PROBLEM REQUIREMENTS: Print all of the entries exactly, minus the pictures.

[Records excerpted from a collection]
★ ★ ★

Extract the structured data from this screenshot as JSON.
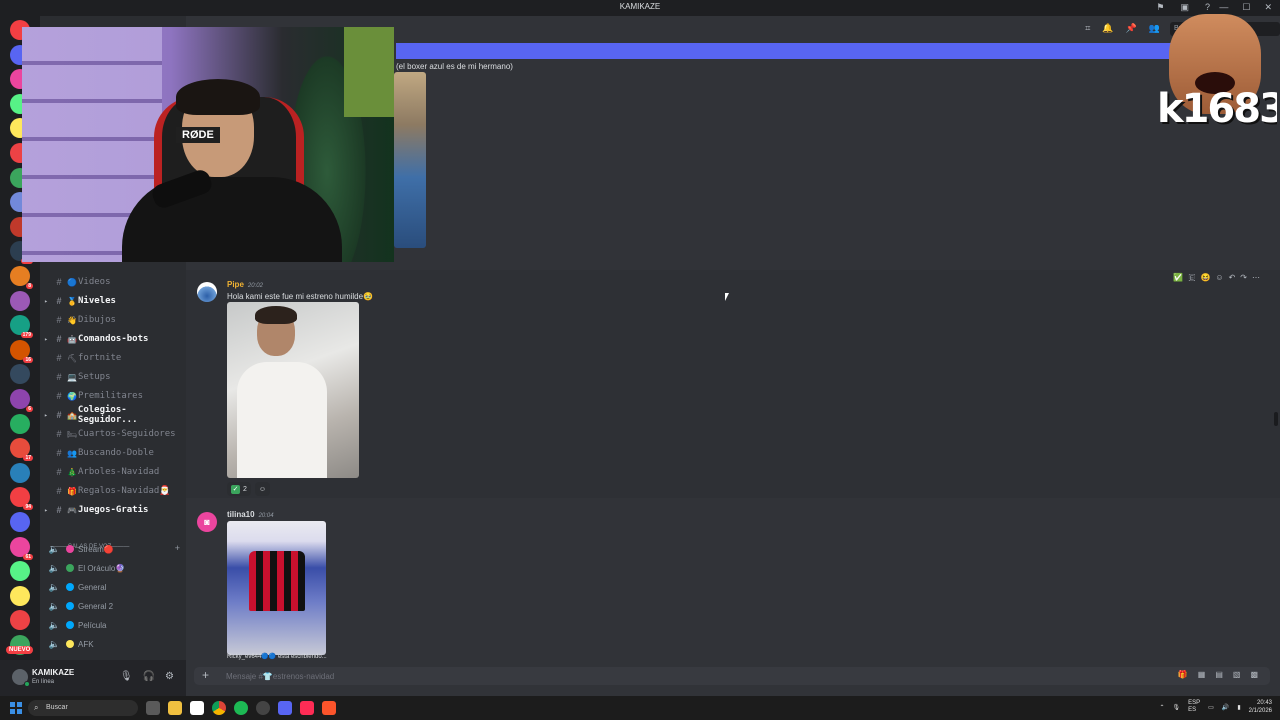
{
  "window": {
    "title": "KAMIKAZE",
    "controls": [
      "—",
      "☐",
      "✕"
    ]
  },
  "guild_badges": [
    "281",
    "8",
    "179",
    "16",
    "6",
    "17",
    "94",
    "61"
  ],
  "guild_colors": [
    "#f23f43",
    "#5865f2",
    "#eb459e",
    "#57f287",
    "#fee75c",
    "#ed4245",
    "#3ba55d",
    "#7289da",
    "#c0392b",
    "#2c3e50",
    "#e67e22",
    "#9b59b6",
    "#16a085",
    "#d35400",
    "#34495e",
    "#8e44ad",
    "#27ae60",
    "#e74c3c",
    "#2980b9"
  ],
  "nuevo_label": "NUEVO",
  "channels": {
    "items": [
      {
        "label": "Videos",
        "emoji": "🔵",
        "bold": false,
        "arrow": false
      },
      {
        "label": "Niveles",
        "emoji": "🥇",
        "bold": true,
        "arrow": true
      },
      {
        "label": "Dibujos",
        "emoji": "👋",
        "bold": false,
        "arrow": false
      },
      {
        "label": "Comandos-bots",
        "emoji": "🤖",
        "bold": true,
        "arrow": true
      },
      {
        "label": "fortnite",
        "emoji": "⛏",
        "bold": false,
        "arrow": false
      },
      {
        "label": "Setups",
        "emoji": "💻",
        "bold": false,
        "arrow": false
      },
      {
        "label": "Premilitares",
        "emoji": "🌍",
        "bold": false,
        "arrow": false
      },
      {
        "label": "Colegios-Seguidor...",
        "emoji": "🏫",
        "bold": true,
        "arrow": true
      },
      {
        "label": "Cuartos-Seguidores",
        "emoji": "🛏",
        "bold": false,
        "arrow": false
      },
      {
        "label": "Buscando-Doble",
        "emoji": "👥",
        "bold": false,
        "arrow": false
      },
      {
        "label": "Arboles-Navidad",
        "emoji": "🎄",
        "bold": false,
        "arrow": false
      },
      {
        "label": "Regalos-Navidad🎅",
        "emoji": "🎁",
        "bold": false,
        "arrow": false
      },
      {
        "label": "Juegos-Gratis",
        "emoji": "🎮",
        "bold": true,
        "arrow": true
      }
    ],
    "voice_header": "———SALAS DE VOZ———",
    "voice_items": [
      {
        "label": "Stream🔴",
        "color": "#eb459e"
      },
      {
        "label": "El Oráculo🔮",
        "color": "#3ba55d"
      },
      {
        "label": "General",
        "color": "#00a8fc"
      },
      {
        "label": "General 2",
        "color": "#00a8fc"
      },
      {
        "label": "Película",
        "color": "#00a8fc"
      },
      {
        "label": "AFK",
        "color": "#fee75c"
      }
    ]
  },
  "user": {
    "name": "KAMIKAZE",
    "status": "En línea"
  },
  "topbar": {
    "search_placeholder": "Buscar"
  },
  "messages": {
    "prev_text": "(el boxer azul es de mi hermano)",
    "msg1": {
      "user": "Pipe",
      "time": "20:02",
      "text": "Hola kami este fue mi estreno humilde🥹",
      "reaction_count": "2",
      "user_color": "#f0b232"
    },
    "msg2": {
      "user": "tilina10",
      "time": "20:04",
      "user_color": "#dbdee1"
    },
    "typing": "Ricky_ev644🔵🔵 está escribiendo..."
  },
  "composer": {
    "placeholder": "Mensaje #👕estrenos-navidad"
  },
  "overlay": {
    "cam_brand": "RØDE",
    "cam2_label": "k1683"
  },
  "taskbar": {
    "search_label": "Buscar",
    "lang": "ESP\nES",
    "time": "20:43",
    "date": "2/1/2026"
  }
}
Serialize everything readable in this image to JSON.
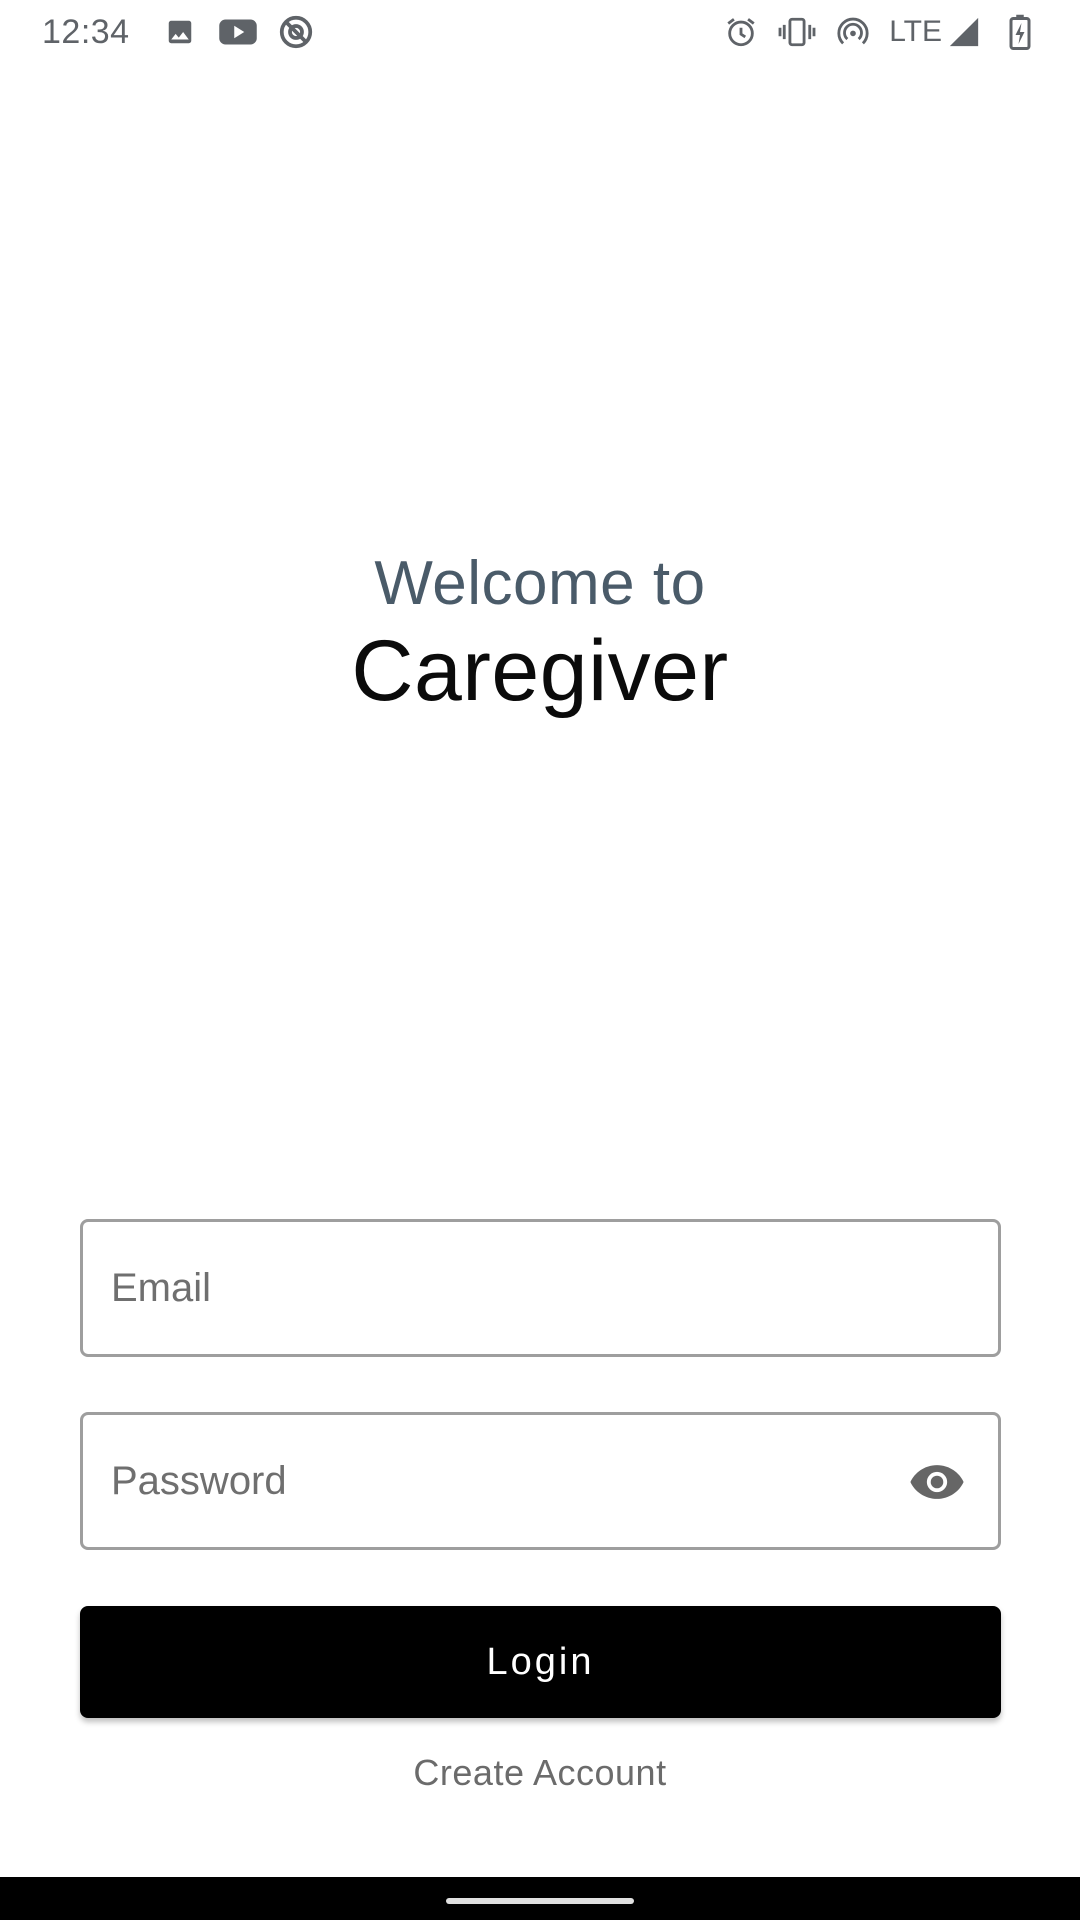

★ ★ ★

RESULT OF THE TASK:
Extract the structured data from this screenshot as JSON.
{
  "window": {
    "title": "KAMIKAZE",
    "controls": [
      "—",
      "☐",
      "✕"
    ]
  },
  "guild_badges": [
    "281",
    "8",
    "179",
    "16",
    "6",
    "17",
    "94",
    "61"
  ],
  "guild_colors": [
    "#f23f43",
    "#5865f2",
    "#eb459e",
    "#57f287",
    "#fee75c",
    "#ed4245",
    "#3ba55d",
    "#7289da",
    "#c0392b",
    "#2c3e50",
    "#e67e22",
    "#9b59b6",
    "#16a085",
    "#d35400",
    "#34495e",
    "#8e44ad",
    "#27ae60",
    "#e74c3c",
    "#2980b9"
  ],
  "nuevo_label": "NUEVO",
  "channels": {
    "items": [
      {
        "label": "Videos",
        "emoji": "🔵",
        "bold": false,
        "arrow": false
      },
      {
        "label": "Niveles",
        "emoji": "🥇",
        "bold": true,
        "arrow": true
      },
      {
        "label": "Dibujos",
        "emoji": "👋",
        "bold": false,
        "arrow": false
      },
      {
        "label": "Comandos-bots",
        "emoji": "🤖",
        "bold": true,
        "arrow": true
      },
      {
        "label": "fortnite",
        "emoji": "⛏",
        "bold": false,
        "arrow": false
      },
      {
        "label": "Setups",
        "emoji": "💻",
        "bold": false,
        "arrow": false
      },
      {
        "label": "Premilitares",
        "emoji": "🌍",
        "bold": false,
        "arrow": false
      },
      {
        "label": "Colegios-Seguidor...",
        "emoji": "🏫",
        "bold": true,
        "arrow": true
      },
      {
        "label": "Cuartos-Seguidores",
        "emoji": "🛏",
        "bold": false,
        "arrow": false
      },
      {
        "label": "Buscando-Doble",
        "emoji": "👥",
        "bold": false,
        "arrow": false
      },
      {
        "label": "Arboles-Navidad",
        "emoji": "🎄",
        "bold": false,
        "arrow": false
      },
      {
        "label": "Regalos-Navidad🎅",
        "emoji": "🎁",
        "bold": false,
        "arrow": false
      },
      {
        "label": "Juegos-Gratis",
        "emoji": "🎮",
        "bold": true,
        "arrow": true
      }
    ],
    "voice_header": "———SALAS DE VOZ———",
    "voice_items": [
      {
        "label": "Stream🔴",
        "color": "#eb459e"
      },
      {
        "label": "El Oráculo🔮",
        "color": "#3ba55d"
      },
      {
        "label": "General",
        "color": "#00a8fc"
      },
      {
        "label": "General 2",
        "color": "#00a8fc"
      },
      {
        "label": "Película",
        "color": "#00a8fc"
      },
      {
        "label": "AFK",
        "color": "#fee75c"
      }
    ]
  },
  "user": {
    "name": "KAMIKAZE",
    "status": "En línea"
  },
  "topbar": {
    "search_placeholder": "Buscar"
  },
  "messages": {
    "prev_text": "(el boxer azul es de mi hermano)",
    "msg1": {
      "user": "Pipe",
      "time": "20:02",
      "text": "Hola kami este fue mi estreno humilde🥹",
      "reaction_count": "2",
      "user_color": "#f0b232"
    },
    "msg2": {
      "user": "tilina10",
      "time": "20:04",
      "user_color": "#dbdee1"
    },
    "typing": "Ricky_ev644🔵🔵 está escribiendo..."
  },
  "composer": {
    "placeholder": "Mensaje #👕estrenos-navidad"
  },
  "overlay": {
    "cam_brand": "RØDE",
    "cam2_label": "k1683"
  },
  "taskbar": {
    "search_label": "Buscar",
    "lang": "ESP\nES",
    "time": "20:43",
    "date": "2/1/2026"
  }
}
Serialize everything readable in this image to JSON.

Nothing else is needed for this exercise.